The boards are manufactured locally in Oakland, CA by our close partner, Boardworks. We have over two years of experience collaborating with them and have successfully delivered many products together.
Final assembly and packaging is done in our offices in the Mission District of San Francisco.
The curriculum is being drafted by a team of educators including pioneers in the Maker community, former and active High School Physics Teachers, and Electrical Engineering Professors.
Three boards are fully designed and available now: TouchPad, NiteLight and Blinker.
The Sensor board is entering final testing in the field and is expected to be available shortly.
The curriculum is still in development and will be the primary focus of this campaign.

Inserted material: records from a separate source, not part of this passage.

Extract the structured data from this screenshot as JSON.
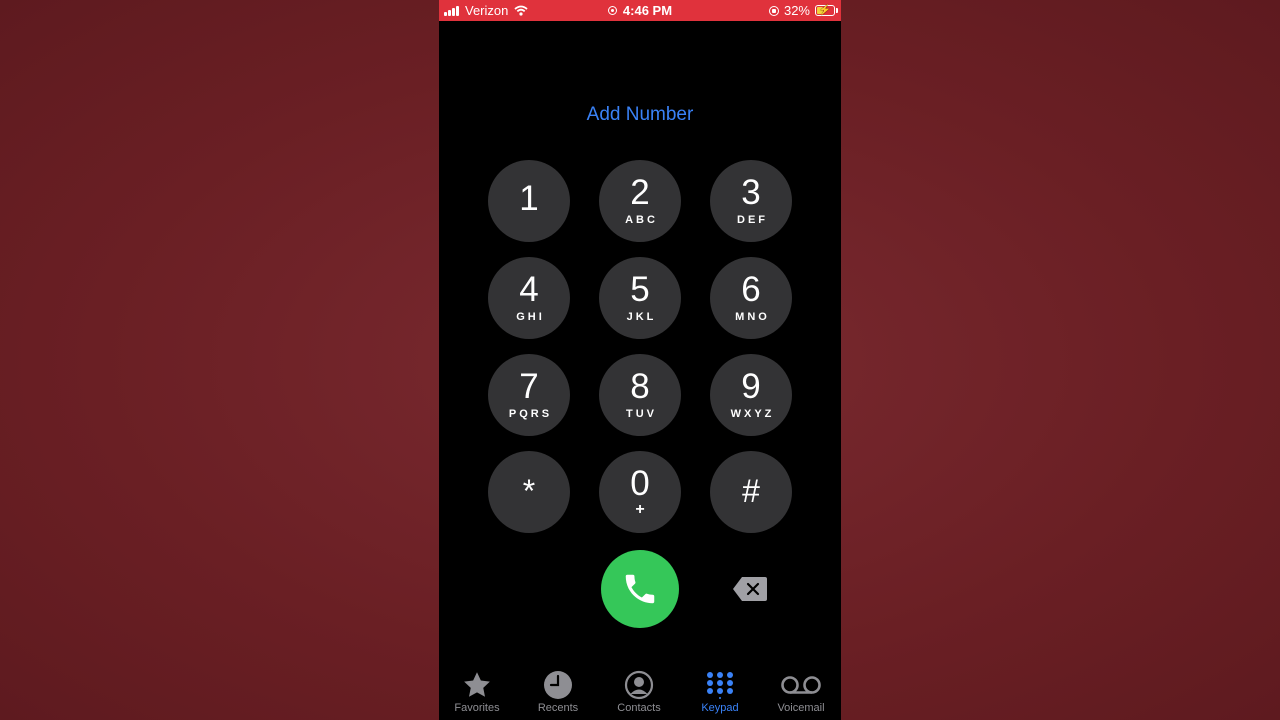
{
  "status_bar": {
    "carrier": "Verizon",
    "time": "4:46 PM",
    "battery": "32%",
    "battery_level": 0.32
  },
  "add_number_label": "Add Number",
  "keypad": {
    "keys": [
      {
        "digit": "1",
        "letters": ""
      },
      {
        "digit": "2",
        "letters": "ABC"
      },
      {
        "digit": "3",
        "letters": "DEF"
      },
      {
        "digit": "4",
        "letters": "GHI"
      },
      {
        "digit": "5",
        "letters": "JKL"
      },
      {
        "digit": "6",
        "letters": "MNO"
      },
      {
        "digit": "7",
        "letters": "PQRS"
      },
      {
        "digit": "8",
        "letters": "TUV"
      },
      {
        "digit": "9",
        "letters": "WXYZ"
      },
      {
        "digit": "*",
        "letters": ""
      },
      {
        "digit": "0",
        "letters": "+"
      },
      {
        "digit": "#",
        "letters": ""
      }
    ]
  },
  "tabs": [
    {
      "label": "Favorites",
      "icon": "star-icon"
    },
    {
      "label": "Recents",
      "icon": "clock-icon"
    },
    {
      "label": "Contacts",
      "icon": "person-circle-icon"
    },
    {
      "label": "Keypad",
      "icon": "keypad-grid-icon",
      "active": true
    },
    {
      "label": "Voicemail",
      "icon": "voicemail-icon"
    }
  ],
  "colors": {
    "status_bar": "#e0323c",
    "accent": "#3a82f7",
    "call_button": "#35c759",
    "key_background": "#333335",
    "page_background": "#6a1f24"
  }
}
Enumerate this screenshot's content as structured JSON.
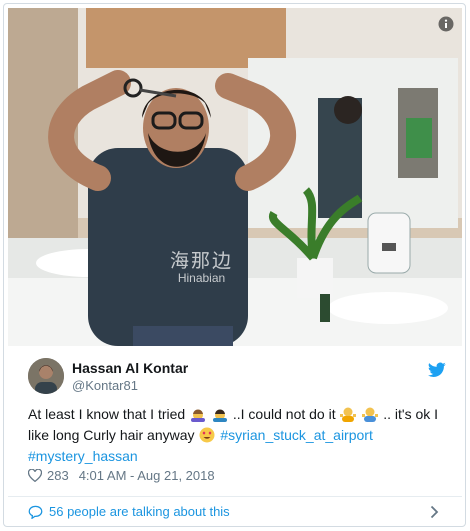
{
  "tweet": {
    "author_name": "Hassan Al Kontar",
    "author_handle": "@Kontar81",
    "text_part1": "At least I know that I tried",
    "text_part2": "..I could not do it",
    "text_part3": ".. it's ok I like long Curly hair anyway",
    "hashtag1": "#syrian_stuck_at_airport",
    "hashtag2": "#mystery_hassan",
    "likes": "283",
    "timestamp": "4:01 AM - Aug 21, 2018",
    "talking": "56 people are talking about this"
  },
  "photo": {
    "watermark_cn": "海那边",
    "watermark_en": "Hinabian"
  },
  "icons": {
    "info": "info-icon",
    "bird": "twitter-bird-icon",
    "heart": "heart-icon",
    "bubble": "speech-bubble-icon",
    "chevron": "chevron-right-icon",
    "emoji_barber": "haircut-emoji",
    "emoji_shrug": "shrug-emoji",
    "emoji_heart_eyes": "heart-eyes-emoji"
  },
  "colors": {
    "link": "#1b95e0",
    "muted": "#657786",
    "text": "#14171a"
  }
}
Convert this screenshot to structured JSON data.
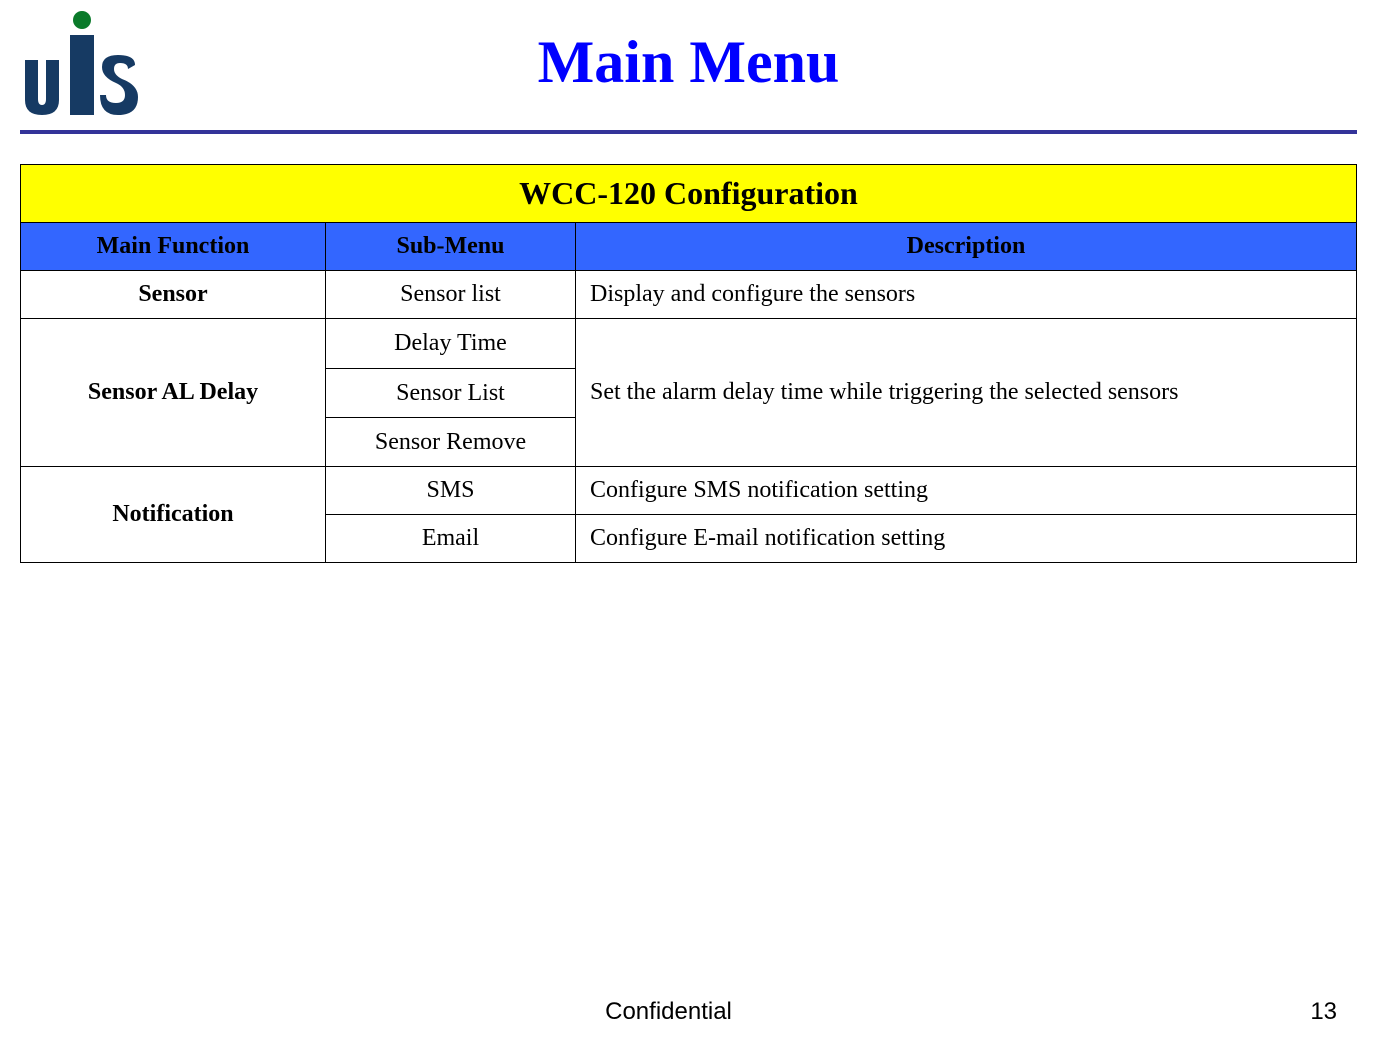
{
  "page": {
    "title": "Main Menu",
    "logo_text": "UIS",
    "footer_center": "Confidential",
    "footer_right": "13"
  },
  "table": {
    "title": "WCC-120 Configuration",
    "headers": {
      "main": "Main Function",
      "sub": "Sub-Menu",
      "desc": "Description"
    },
    "rows": {
      "sensor": {
        "main": "Sensor",
        "sub": "Sensor list",
        "desc": "Display and configure the sensors"
      },
      "delay": {
        "main": "Sensor AL Delay",
        "sub1": "Delay Time",
        "sub2": "Sensor List",
        "sub3": "Sensor Remove",
        "desc": "Set the alarm delay time while triggering the selected sensors"
      },
      "notif": {
        "main": "Notification",
        "sub_sms": "SMS",
        "desc_sms": "Configure SMS notification setting",
        "sub_email": "Email",
        "desc_email": "Configure E-mail notification setting"
      }
    }
  }
}
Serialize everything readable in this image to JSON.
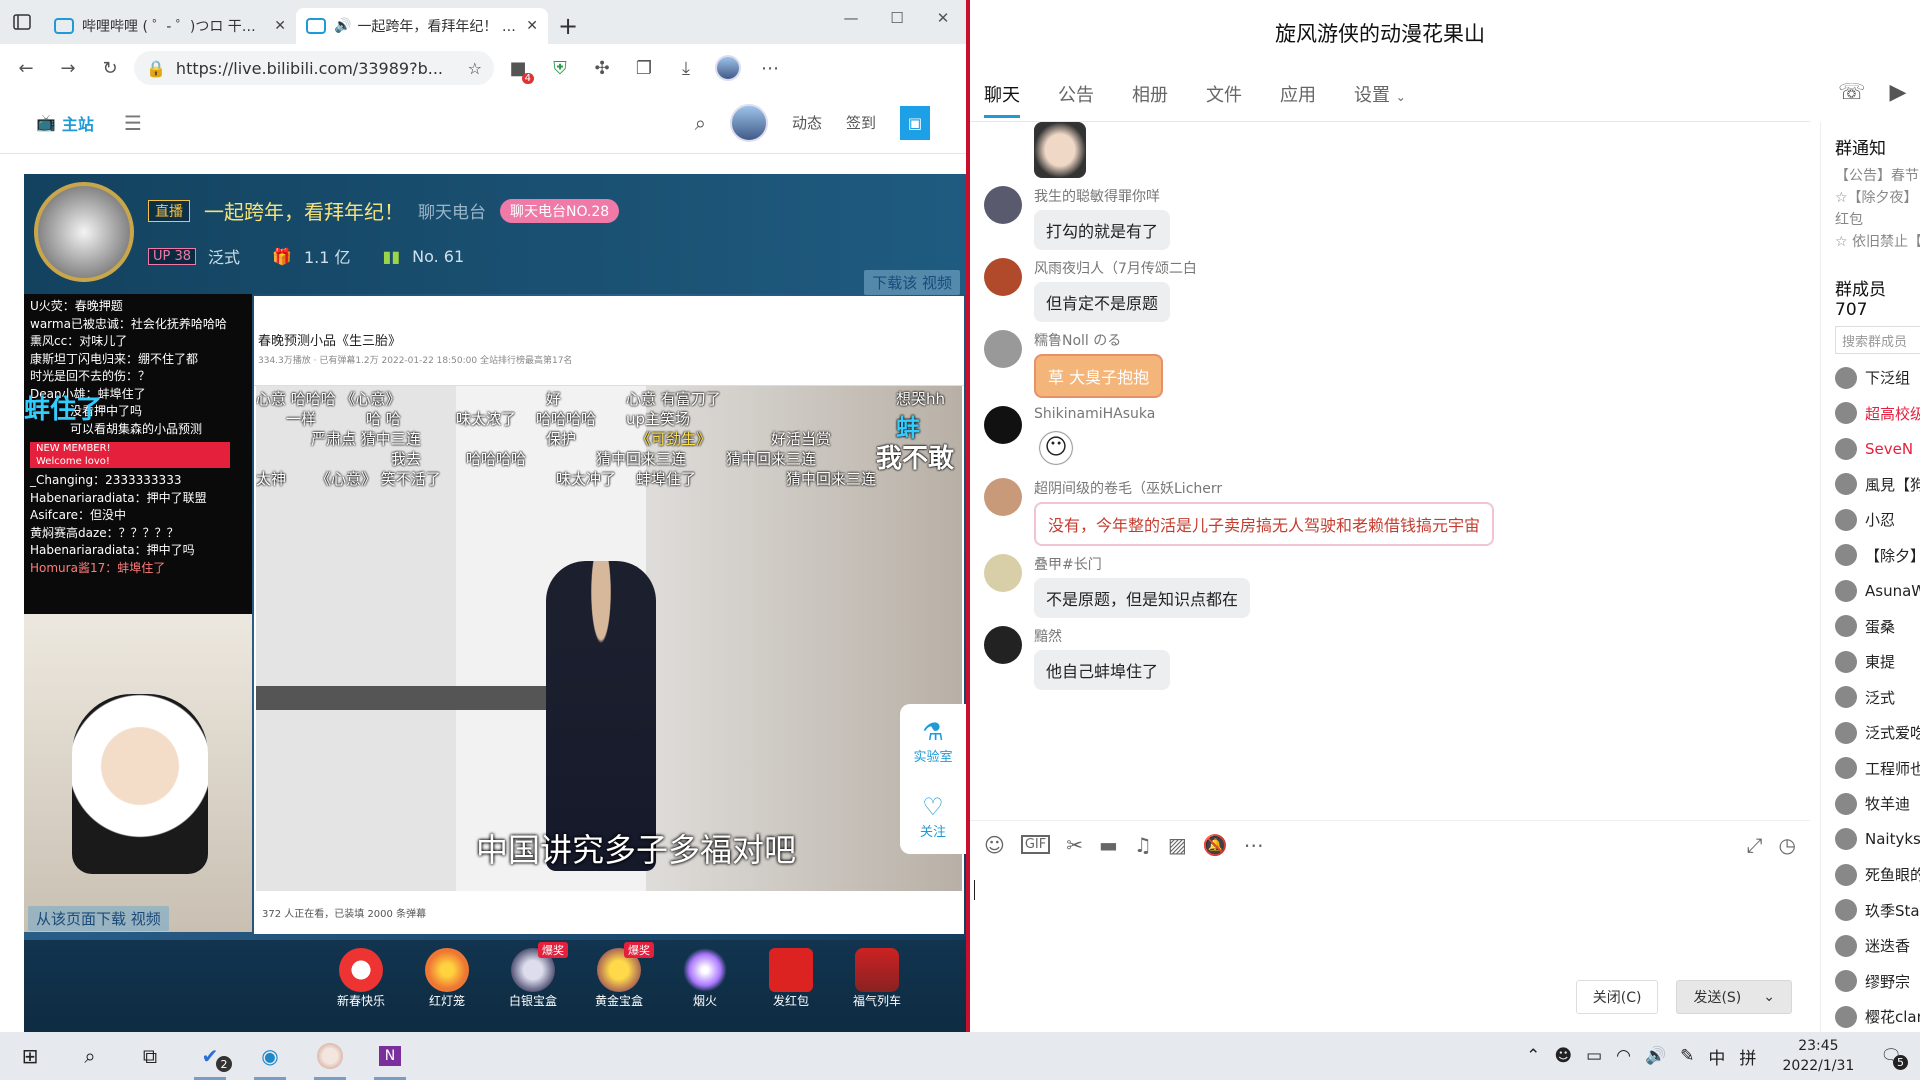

As with any manufactured product, the availability of materials, manufacturing delays, and curriculum delays are all technically possible. Luckily, three out of four of the kits are already manufactured and available. Also, our manufacturing partners are physically nearby (easy to access) and their lead times are short, which makes a huge difference. Therefore our greatest risk is in the development.
All orders will ship from our warehouse in San Francisco, California. If this plan changes, we will notify all backers with an update.
Can I put the components back on the board once they are removed?
No, the components can’t be placed back on the board but can be embedded into other circuits projects with the use of any conductive material (copper tape, wire, pipe cleaners).
Can I swap out the electronic components from the ones provided?
Yes, check out our Student Explorer Pack in which we provide a variety of electronic components for you to experiment with.
Do the boards come pre-assembled?
Most of the boards are available as a kit or pre-assembled. You may specify this when placing an order. The Student Explorer pack is only available in UNASSEMBLED kits.
Can I buy the boards in bulk?
Yes, email us if you would like to discuss pricing for bulk orders for your school.
We offer students and makers a series of open-ended kits that follow a logical sequence from simple circuits to programming. We first introduced two simple circuit kits - Light it and Shake it - to provide students opportunities to learn basic electronics and engineering. We find that many of the hands-on STEM kits on the market today address either only simple circuits or robotics/programming. Most fail to address concepts of simple logic that are foundational for programming. We designed Very Useful Circuits to fill this gap.